In the entries below, find each line with the string "Subsidiary" and copy it.

%%

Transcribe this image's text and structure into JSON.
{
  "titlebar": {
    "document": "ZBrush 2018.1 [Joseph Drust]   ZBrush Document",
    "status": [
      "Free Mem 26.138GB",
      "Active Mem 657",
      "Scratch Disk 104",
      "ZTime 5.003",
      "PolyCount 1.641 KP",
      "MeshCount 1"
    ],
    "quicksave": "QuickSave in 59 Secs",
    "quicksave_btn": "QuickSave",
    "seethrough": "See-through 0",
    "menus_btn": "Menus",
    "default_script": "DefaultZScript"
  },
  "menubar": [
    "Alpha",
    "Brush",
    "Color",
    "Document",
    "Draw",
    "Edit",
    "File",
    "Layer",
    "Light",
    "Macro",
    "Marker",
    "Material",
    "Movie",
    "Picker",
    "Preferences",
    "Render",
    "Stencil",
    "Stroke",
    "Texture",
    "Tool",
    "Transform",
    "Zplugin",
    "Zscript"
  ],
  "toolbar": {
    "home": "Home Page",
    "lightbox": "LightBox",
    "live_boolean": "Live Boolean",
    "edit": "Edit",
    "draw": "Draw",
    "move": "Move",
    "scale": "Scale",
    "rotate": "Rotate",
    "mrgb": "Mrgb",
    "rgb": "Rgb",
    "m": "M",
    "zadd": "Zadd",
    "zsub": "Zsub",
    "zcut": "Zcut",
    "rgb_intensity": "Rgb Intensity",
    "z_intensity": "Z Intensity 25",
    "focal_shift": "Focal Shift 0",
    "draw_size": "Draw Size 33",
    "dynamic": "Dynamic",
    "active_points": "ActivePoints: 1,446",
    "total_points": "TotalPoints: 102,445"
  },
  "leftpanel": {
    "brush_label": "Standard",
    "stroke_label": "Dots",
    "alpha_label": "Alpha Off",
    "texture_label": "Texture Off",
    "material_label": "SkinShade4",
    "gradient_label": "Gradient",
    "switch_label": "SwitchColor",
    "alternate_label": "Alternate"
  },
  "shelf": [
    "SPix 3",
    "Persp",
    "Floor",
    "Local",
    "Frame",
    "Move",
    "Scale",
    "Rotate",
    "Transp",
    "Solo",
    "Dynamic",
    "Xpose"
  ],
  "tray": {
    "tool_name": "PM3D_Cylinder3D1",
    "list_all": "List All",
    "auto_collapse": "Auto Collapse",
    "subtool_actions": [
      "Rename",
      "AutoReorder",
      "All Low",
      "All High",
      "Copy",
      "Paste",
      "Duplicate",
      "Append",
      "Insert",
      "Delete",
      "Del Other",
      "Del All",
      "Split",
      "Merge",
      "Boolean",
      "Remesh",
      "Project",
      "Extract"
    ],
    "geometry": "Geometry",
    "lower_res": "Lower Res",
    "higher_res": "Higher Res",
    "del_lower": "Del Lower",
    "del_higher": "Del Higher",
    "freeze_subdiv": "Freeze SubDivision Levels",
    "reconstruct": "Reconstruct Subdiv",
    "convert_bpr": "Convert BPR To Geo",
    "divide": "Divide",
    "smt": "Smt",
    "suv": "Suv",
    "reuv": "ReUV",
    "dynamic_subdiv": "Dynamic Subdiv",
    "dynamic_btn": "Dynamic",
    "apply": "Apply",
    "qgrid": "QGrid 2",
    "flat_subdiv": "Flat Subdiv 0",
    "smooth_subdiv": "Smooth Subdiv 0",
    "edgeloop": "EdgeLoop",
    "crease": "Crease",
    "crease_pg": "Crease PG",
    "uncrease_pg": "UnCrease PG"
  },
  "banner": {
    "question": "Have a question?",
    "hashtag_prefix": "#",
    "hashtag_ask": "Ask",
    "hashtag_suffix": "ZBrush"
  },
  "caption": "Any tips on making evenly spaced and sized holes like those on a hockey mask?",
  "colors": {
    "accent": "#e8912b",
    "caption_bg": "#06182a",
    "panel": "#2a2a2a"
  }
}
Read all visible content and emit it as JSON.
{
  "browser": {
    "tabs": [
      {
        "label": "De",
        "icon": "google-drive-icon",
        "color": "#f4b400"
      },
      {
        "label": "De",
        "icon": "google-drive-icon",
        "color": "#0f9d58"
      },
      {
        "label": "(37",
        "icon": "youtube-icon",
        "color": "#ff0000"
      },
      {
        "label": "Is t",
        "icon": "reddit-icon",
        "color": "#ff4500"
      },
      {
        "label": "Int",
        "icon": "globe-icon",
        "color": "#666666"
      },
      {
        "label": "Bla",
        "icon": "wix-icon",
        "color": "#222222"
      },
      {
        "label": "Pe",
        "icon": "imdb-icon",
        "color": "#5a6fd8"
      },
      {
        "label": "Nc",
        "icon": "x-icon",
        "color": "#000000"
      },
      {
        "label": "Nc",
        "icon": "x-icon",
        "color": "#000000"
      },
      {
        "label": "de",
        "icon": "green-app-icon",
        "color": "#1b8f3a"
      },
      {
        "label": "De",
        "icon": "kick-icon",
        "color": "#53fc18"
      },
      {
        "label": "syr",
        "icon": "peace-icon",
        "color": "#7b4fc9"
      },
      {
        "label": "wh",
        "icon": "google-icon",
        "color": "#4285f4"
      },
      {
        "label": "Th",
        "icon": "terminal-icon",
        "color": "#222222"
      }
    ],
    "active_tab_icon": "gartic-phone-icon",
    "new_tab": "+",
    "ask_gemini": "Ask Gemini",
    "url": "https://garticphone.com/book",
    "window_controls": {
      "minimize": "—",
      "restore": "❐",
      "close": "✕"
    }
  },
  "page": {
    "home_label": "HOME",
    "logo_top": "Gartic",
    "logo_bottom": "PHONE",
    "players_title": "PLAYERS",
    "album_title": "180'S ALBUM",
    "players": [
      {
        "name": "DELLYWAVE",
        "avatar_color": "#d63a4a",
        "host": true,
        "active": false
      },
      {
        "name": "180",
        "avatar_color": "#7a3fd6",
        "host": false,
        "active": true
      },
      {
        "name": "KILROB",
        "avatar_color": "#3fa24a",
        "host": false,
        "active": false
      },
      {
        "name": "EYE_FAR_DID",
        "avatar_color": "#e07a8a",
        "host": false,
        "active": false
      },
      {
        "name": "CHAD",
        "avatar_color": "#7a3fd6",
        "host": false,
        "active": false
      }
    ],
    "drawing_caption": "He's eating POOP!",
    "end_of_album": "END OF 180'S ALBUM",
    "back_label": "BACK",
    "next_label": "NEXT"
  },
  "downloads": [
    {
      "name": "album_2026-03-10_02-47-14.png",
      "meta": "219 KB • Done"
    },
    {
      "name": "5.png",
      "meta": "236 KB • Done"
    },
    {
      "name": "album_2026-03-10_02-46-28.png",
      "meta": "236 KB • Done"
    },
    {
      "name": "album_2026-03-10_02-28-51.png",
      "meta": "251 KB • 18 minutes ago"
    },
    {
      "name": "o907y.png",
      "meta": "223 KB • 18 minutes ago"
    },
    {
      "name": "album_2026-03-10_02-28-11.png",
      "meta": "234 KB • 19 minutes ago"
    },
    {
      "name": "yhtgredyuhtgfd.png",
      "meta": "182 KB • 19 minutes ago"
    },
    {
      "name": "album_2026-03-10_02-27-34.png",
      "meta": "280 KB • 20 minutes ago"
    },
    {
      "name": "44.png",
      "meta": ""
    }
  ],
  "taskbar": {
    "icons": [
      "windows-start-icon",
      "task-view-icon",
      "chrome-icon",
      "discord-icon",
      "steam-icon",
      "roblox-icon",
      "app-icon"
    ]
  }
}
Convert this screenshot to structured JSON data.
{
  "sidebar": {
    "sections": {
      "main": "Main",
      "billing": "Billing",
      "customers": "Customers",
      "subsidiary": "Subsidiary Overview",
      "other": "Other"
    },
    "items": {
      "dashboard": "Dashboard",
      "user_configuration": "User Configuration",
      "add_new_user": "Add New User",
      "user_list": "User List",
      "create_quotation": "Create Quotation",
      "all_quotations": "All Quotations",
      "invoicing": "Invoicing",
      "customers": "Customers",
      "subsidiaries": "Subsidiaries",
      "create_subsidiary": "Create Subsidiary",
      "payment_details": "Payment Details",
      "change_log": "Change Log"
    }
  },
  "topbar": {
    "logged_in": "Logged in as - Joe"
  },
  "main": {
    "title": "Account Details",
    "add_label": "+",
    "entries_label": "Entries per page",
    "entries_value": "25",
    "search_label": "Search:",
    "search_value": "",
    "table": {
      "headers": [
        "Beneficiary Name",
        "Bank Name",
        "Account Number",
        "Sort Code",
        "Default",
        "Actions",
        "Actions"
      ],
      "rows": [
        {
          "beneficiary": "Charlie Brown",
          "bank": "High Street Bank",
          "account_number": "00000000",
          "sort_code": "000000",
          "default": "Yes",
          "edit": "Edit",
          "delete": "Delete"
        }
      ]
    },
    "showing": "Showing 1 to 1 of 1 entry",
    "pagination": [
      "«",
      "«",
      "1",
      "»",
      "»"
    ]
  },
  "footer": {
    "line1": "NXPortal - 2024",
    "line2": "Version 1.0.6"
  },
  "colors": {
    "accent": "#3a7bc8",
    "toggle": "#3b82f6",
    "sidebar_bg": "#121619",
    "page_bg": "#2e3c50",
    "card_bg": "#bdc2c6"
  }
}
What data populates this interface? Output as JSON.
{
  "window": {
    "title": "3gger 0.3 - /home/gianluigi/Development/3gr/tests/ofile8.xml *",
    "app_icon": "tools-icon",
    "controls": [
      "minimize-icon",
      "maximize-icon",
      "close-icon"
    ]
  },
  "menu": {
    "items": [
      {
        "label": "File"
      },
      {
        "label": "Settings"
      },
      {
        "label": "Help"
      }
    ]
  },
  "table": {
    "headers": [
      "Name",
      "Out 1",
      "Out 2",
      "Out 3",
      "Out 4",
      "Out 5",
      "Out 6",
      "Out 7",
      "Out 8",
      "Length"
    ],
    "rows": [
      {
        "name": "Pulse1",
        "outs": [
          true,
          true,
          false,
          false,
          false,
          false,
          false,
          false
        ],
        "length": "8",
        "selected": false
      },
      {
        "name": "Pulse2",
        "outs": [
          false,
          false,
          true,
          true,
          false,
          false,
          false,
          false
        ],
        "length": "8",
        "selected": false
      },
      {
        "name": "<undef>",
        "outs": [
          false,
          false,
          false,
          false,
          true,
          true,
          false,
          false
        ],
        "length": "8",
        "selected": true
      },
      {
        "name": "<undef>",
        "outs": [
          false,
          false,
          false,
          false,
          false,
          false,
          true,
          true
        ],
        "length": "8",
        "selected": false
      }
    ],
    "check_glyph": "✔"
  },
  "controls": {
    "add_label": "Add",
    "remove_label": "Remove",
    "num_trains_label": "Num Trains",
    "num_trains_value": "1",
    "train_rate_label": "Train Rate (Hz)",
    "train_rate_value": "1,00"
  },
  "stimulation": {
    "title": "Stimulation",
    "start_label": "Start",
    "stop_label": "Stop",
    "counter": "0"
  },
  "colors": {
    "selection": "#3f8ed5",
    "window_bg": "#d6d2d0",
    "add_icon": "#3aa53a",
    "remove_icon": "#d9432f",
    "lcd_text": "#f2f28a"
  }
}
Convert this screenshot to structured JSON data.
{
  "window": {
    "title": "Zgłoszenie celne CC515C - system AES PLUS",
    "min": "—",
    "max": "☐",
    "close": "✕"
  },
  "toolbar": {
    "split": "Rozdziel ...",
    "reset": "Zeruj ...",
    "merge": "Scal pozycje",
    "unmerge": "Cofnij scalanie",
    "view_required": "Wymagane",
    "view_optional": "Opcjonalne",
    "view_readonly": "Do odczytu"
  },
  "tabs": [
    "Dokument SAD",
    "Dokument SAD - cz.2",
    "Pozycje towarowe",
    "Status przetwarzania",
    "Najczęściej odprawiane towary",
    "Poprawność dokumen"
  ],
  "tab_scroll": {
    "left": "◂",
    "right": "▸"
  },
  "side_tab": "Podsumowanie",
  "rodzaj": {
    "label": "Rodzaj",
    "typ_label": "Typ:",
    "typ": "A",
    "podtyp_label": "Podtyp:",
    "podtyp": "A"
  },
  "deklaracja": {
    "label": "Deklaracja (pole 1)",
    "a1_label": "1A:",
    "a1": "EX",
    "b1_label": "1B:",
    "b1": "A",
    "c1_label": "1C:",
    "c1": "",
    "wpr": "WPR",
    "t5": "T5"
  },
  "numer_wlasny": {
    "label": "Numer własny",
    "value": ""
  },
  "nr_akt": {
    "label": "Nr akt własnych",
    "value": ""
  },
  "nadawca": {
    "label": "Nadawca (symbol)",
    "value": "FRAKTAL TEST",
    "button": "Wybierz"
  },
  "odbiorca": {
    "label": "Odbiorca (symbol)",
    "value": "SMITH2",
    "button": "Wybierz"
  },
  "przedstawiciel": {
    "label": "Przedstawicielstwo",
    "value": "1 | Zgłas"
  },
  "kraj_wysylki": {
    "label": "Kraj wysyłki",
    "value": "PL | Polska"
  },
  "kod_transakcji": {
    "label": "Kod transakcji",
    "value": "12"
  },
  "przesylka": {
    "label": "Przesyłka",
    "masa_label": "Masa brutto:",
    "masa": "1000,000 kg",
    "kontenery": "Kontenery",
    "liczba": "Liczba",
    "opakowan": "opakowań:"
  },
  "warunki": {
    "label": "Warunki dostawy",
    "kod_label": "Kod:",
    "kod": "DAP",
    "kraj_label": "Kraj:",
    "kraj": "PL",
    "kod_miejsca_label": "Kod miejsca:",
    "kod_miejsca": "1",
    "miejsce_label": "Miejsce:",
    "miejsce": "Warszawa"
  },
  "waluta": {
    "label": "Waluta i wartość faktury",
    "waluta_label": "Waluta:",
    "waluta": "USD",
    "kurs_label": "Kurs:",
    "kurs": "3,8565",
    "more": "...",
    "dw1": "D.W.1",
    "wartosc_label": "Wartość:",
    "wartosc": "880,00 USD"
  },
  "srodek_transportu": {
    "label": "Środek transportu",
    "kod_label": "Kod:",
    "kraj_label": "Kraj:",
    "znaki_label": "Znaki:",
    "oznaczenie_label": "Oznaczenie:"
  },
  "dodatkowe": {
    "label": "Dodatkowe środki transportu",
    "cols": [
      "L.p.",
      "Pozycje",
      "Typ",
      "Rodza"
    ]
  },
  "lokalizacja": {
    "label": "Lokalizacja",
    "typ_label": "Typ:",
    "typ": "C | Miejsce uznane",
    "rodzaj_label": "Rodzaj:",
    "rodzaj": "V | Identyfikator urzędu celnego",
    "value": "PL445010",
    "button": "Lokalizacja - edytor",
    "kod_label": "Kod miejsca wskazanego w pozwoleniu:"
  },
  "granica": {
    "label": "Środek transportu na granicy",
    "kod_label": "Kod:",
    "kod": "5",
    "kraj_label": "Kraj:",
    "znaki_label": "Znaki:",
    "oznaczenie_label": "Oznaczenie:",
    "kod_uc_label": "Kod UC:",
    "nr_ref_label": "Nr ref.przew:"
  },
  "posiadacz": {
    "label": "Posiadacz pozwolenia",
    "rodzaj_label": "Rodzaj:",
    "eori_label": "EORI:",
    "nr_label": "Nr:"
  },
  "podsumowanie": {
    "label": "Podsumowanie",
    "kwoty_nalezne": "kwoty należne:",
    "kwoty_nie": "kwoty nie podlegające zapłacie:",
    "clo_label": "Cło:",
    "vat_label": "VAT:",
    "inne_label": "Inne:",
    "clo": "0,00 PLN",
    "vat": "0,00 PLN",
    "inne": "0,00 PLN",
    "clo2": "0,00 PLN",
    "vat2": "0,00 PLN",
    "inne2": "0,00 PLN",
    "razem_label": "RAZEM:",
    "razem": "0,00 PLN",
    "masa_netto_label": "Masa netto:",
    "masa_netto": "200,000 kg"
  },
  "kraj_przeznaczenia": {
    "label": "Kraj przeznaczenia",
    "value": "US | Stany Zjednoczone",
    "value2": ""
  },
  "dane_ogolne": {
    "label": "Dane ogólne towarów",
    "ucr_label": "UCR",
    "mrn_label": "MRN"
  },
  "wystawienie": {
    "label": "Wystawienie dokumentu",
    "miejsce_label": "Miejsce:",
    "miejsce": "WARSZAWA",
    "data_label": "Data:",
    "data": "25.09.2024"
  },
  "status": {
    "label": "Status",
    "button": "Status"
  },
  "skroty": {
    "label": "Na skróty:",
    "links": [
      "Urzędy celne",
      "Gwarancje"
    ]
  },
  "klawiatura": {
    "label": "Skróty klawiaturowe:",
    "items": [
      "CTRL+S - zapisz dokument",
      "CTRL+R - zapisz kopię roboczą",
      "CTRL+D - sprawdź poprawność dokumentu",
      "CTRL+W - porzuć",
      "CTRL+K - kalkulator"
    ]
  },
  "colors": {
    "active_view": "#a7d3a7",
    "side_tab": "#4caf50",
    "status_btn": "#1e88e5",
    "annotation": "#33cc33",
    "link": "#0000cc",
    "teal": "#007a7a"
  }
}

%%

FINISHED EXERCISE »
      "subsidiary": "Subsidiary Overview",
      "create_subsidiary": "Create Subsidiary",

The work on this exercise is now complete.